[Opening EXTRACTED MATERIAL section]

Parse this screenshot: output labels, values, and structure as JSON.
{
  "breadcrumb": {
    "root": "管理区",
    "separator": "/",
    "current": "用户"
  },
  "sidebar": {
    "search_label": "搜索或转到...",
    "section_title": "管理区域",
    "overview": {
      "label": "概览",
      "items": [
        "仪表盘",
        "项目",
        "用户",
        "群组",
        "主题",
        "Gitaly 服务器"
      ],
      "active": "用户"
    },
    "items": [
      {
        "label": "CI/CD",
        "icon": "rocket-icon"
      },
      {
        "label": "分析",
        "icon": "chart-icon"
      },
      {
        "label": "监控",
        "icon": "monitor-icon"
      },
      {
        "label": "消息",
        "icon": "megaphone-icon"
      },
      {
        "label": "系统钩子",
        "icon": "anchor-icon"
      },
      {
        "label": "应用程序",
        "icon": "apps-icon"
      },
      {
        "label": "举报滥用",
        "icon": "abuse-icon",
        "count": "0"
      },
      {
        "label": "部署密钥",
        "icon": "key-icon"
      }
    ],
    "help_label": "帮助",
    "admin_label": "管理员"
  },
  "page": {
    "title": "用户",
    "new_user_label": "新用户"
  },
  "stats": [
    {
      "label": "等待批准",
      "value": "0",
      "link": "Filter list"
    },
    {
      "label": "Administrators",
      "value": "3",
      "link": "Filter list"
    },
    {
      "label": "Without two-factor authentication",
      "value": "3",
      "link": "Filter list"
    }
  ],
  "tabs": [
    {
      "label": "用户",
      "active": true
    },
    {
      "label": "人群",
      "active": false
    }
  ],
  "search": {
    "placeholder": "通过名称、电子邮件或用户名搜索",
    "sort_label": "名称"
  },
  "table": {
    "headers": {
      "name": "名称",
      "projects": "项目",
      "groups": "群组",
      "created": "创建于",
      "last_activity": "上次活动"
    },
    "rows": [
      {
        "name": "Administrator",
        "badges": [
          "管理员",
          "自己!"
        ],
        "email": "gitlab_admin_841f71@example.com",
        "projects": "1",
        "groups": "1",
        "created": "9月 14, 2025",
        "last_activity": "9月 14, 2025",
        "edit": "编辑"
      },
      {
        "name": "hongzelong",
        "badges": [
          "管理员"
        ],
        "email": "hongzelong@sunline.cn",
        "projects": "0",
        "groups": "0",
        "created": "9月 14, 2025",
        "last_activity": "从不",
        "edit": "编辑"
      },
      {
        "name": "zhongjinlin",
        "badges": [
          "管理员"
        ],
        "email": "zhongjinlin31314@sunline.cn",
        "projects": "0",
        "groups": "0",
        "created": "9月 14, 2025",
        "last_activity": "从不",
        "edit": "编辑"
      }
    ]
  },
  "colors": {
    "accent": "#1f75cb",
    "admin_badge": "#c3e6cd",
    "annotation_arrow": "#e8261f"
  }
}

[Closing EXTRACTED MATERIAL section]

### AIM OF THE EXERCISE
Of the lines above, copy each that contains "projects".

### EXERCISE RESPONSE
      "projects": "项目",
        "projects": "1",
        "projects": "0",
        "projects": "0",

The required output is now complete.